§ Required action: Your response should consist of the records, reproduced exactly.

BEGIN Data section

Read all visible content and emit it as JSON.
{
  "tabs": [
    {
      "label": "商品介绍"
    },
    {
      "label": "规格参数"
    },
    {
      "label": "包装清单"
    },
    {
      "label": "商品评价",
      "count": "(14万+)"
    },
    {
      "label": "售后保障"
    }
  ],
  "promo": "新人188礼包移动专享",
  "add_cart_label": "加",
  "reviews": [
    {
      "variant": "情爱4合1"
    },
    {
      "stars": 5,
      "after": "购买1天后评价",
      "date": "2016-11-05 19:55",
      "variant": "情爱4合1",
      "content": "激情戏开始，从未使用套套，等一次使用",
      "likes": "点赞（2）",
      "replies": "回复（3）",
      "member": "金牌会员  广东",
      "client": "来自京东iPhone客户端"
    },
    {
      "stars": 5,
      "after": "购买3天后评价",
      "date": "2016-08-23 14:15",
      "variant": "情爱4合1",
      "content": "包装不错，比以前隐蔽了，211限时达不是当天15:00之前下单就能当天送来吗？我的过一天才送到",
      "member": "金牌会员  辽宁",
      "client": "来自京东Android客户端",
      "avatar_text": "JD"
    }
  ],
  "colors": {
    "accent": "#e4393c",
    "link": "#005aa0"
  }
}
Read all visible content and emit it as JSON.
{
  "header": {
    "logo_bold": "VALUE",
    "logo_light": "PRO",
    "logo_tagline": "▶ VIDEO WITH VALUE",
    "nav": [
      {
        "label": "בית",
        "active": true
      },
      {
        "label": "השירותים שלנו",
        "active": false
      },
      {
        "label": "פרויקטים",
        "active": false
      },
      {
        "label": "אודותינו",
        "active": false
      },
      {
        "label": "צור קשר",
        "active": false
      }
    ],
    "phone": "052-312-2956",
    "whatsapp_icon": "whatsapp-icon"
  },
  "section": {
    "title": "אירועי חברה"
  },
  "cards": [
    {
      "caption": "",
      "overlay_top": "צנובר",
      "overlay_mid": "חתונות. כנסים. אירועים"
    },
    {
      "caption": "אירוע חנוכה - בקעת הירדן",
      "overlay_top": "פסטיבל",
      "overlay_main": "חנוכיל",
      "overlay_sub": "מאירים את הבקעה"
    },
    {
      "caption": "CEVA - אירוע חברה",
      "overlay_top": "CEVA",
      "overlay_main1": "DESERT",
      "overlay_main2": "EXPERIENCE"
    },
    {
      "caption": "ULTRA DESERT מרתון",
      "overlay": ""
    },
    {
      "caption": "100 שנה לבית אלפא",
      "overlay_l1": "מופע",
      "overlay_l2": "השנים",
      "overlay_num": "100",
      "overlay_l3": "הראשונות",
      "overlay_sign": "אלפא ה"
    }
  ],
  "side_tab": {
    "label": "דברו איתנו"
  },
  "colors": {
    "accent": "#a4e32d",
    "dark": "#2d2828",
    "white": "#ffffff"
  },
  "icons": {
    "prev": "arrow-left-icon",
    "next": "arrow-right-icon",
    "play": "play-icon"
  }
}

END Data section

§ Result of the task:
Read all visible content and emit it as JSON.
{
  "tabs": [
    {
      "label": "商品介绍"
    },
    {
      "label": "规格参数"
    },
    {
      "label": "包装清单"
    },
    {
      "label": "商品评价",
      "count": "(14万+)"
    },
    {
      "label": "售后保障"
    }
  ],
  "promo": "新人188礼包移动专享",
  "add_cart_label": "加",
  "reviews": [
    {
      "variant": "情爱4合1"
    },
    {
      "stars": 5,
      "after": "购买1天后评价",
      "date": "2016-11-05 19:55",
      "variant": "情爱4合1",
      "content": "激情戏开始，从未使用套套，等一次使用",
      "likes": "点赞（2）",
      "replies": "回复（3）",
      "member": "金牌会员  广东",
      "client": "来自京东iPhone客户端"
    },
    {
      "stars": 5,
      "after": "购买3天后评价",
      "date": "2016-08-23 14:15",
      "variant": "情爱4合1",
      "content": "包装不错，比以前隐蔽了，211限时达不是当天15:00之前下单就能当天送来吗？我的过一天才送到",
      "member": "金牌会员  辽宁",
      "client": "来自京东Android客户端",
      "avatar_text": "JD"
    }
  ],
  "colors": {
    "accent": "#e4393c",
    "link": "#005aa0"
  }
}
Read all visible content and emit it as JSON.
{
  "header": {
    "logo_bold": "VALUE",
    "logo_light": "PRO",
    "logo_tagline": "▶ VIDEO WITH VALUE",
    "nav": [
      {
        "label": "בית",
        "active": true
      },
      {
        "label": "השירותים שלנו",
        "active": false
      },
      {
        "label": "פרויקטים",
        "active": false
      },
      {
        "label": "אודותינו",
        "active": false
      },
      {
        "label": "צור קשר",
        "active": false
      }
    ],
    "phone": "052-312-2956",
    "whatsapp_icon": "whatsapp-icon"
  },
  "section": {
    "title": "אירועי חברה"
  },
  "cards": [
    {
      "caption": "",
      "overlay_top": "צנובר",
      "overlay_mid": "חתונות. כנסים. אירועים"
    },
    {
      "caption": "אירוע חנוכה - בקעת הירדן",
      "overlay_top": "פסטיבל",
      "overlay_main": "חנוכיל",
      "overlay_sub": "מאירים את הבקעה"
    },
    {
      "caption": "CEVA - אירוע חברה",
      "overlay_top": "CEVA",
      "overlay_main1": "DESERT",
      "overlay_main2": "EXPERIENCE"
    },
    {
      "caption": "ULTRA DESERT מרתון",
      "overlay": ""
    },
    {
      "caption": "100 שנה לבית אלפא",
      "overlay_l1": "מופע",
      "overlay_l2": "השנים",
      "overlay_num": "100",
      "overlay_l3": "הראשונות",
      "overlay_sign": "אלפא ה"
    }
  ],
  "side_tab": {
    "label": "דברו איתנו"
  },
  "colors": {
    "accent": "#a4e32d",
    "dark": "#2d2828",
    "white": "#ffffff"
  },
  "icons": {
    "prev": "arrow-left-icon",
    "next": "arrow-right-icon",
    "play": "play-icon"
  }
}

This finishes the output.